The Lao kingdom of Lan Xang (or in Pali, Sisattanakhanahut) was established in 1354 by Fa Ngum.

Exiled as an infant to Cambodia, the Lao prince from Muang Sua eventually married one of the Khmer king's daughters and in 1349 set out from Angkor at the head of a 10,000-man army. Fa Ngum organized the conquered principalities into provinces (muang), and reclaimed Muang Sua from his father and elder brother. Fa Ngum was crowned king of Lan Xang at Vientiane, the site of one of his victories (Victory of Phay Nam), in June 1354. Lan Xang, which literally means "million elephants," was an allusion to his formidable war machine. Lan Xang extended from the border of China to Sambor below the Mekong rapids at Khong Island and from the Vietnamese border to the western escarpment of the Khorat Plateau.

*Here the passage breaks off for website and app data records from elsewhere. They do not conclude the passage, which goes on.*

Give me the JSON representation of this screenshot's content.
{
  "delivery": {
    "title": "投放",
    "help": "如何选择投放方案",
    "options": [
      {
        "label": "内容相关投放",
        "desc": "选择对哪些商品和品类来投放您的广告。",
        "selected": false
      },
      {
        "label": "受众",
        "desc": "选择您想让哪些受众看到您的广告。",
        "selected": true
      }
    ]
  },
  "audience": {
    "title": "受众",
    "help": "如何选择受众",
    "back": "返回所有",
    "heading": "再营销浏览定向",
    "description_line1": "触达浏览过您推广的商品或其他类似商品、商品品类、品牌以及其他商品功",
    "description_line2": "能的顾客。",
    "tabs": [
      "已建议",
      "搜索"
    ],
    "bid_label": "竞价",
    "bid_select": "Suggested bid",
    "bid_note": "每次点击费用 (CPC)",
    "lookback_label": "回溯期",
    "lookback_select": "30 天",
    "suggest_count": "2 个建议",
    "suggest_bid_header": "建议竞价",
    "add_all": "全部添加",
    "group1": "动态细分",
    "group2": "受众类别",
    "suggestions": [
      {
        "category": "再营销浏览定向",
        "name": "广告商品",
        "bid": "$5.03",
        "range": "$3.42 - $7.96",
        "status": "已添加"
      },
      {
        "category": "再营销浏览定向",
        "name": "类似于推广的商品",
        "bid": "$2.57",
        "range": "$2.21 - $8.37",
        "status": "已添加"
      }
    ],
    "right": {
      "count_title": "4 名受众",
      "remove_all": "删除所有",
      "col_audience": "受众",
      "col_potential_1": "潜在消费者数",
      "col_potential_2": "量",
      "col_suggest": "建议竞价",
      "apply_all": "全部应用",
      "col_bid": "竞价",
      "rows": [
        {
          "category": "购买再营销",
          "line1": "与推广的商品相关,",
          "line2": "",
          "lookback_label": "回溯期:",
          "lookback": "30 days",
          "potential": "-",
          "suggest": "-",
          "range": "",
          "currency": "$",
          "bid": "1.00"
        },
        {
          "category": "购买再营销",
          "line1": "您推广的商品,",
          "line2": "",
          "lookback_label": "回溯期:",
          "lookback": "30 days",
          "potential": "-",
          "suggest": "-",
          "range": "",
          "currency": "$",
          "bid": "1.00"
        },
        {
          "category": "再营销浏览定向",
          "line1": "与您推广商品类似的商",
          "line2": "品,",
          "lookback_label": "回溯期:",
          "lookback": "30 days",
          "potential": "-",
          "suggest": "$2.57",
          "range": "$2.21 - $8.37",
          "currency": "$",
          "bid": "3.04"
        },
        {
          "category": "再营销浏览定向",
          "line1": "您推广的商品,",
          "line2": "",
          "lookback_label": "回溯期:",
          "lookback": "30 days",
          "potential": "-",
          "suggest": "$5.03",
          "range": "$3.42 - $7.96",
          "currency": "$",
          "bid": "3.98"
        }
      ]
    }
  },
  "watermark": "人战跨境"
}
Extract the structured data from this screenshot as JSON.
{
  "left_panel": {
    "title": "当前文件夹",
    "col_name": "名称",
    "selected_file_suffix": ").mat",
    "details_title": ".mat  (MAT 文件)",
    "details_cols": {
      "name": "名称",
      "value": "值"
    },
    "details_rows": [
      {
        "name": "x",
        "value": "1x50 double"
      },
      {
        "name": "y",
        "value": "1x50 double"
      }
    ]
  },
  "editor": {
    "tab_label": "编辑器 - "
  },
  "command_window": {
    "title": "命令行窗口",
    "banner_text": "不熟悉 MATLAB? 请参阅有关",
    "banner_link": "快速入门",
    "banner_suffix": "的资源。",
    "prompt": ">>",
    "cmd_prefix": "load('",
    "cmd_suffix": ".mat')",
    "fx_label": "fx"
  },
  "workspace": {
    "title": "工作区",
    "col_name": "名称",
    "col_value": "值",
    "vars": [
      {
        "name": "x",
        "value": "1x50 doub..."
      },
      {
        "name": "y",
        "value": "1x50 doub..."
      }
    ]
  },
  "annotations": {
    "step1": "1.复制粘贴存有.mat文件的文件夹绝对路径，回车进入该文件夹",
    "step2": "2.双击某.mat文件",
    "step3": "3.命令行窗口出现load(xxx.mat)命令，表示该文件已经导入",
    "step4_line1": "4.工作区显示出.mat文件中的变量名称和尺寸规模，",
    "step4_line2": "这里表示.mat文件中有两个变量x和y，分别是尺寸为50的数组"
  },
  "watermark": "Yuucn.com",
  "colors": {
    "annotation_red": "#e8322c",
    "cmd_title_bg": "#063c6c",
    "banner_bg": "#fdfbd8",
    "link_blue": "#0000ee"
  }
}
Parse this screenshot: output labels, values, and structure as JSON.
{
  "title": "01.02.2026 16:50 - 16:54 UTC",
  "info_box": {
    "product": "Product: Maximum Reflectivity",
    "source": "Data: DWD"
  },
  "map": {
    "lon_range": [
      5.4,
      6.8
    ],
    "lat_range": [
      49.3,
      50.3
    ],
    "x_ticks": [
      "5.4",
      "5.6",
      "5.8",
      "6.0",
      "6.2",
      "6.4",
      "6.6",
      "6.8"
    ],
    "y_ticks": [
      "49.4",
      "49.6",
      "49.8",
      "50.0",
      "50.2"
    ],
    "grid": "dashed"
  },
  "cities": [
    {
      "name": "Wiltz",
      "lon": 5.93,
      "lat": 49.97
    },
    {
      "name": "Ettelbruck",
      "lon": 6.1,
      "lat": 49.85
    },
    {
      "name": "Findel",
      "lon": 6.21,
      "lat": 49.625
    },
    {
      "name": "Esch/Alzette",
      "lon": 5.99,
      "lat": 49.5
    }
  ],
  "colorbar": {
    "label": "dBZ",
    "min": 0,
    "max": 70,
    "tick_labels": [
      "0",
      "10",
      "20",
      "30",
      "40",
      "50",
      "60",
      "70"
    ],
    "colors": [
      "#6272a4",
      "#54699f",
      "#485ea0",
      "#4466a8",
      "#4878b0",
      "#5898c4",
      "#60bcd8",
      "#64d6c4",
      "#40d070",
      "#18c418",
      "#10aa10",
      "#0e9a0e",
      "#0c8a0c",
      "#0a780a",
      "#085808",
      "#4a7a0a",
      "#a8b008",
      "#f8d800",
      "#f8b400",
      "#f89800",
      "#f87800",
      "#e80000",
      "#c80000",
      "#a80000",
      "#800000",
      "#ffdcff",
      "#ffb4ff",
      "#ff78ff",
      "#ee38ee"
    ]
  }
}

The first few years of Fa Ngum's rule from his capital Muang Sua were uneventful. The next six years (1362-68), however, were troubled by religious conflict between Fa Ngum's lamaistic Buddhism and the region's traditional Theravada Buddhism. He severely repressed popular agitation that had anti-Mongol overtones and had many pagodas torn down. In 1368 Fa Ngum's Khmer wife died. He subsequently married the daughter of the king of Ayutthaya, who seems to have had a pacifying influence. For example, she was instrumental in welcoming a religious and artistic mission that brought with it a statue of the Buddha, the Phra Bang, which became the palladium of the kingdom. Popular resentment continued to build, however, and in 1373 Fa Ngum withdrew to Muang Nan. His son, Oun Heuan, who had been in exile in southern Yunnan, returned to assume the regency of the empire his father had created. Oun Heuan ascended to the throne as King Samsenethai in 1393 when his father died, ending Mongol overlordship of the middle Mekong Valley.

The kingdom, made up of Lao, Thai, and hill tribes, lasted in its approximate borders for another 300 years and briefly reached an even greater extent in the northwest. Fa Ngum's descendants remained on the throne at Muang Sua, renamed Louang Phrabang, for almost 600 years after his death, maintaining the independence of Lan Xang to the end of the seventeenth century through a complex network of vassal relations with lesser princes. At the same time, these rulers fought off invasions from Vietnam (1478-79), Siam (1536), and Burma (1571-1621).

In 1690, however, Lan Xang fell prey to a series of rival pretenders to its throne, and, as a result of the ensuing struggles, split into three kingdoms -- Luang Phrabang, Vientiane, and Champassack. Muang Phuan enjoyed a semi-independent status as a result of having been annexed by a Vietnamese army in the fifteenth century, an action that set a precedent for a tributary relationship with the court of Annam at Hué.


  • Initial text adapted from The Library of Congress Country Studies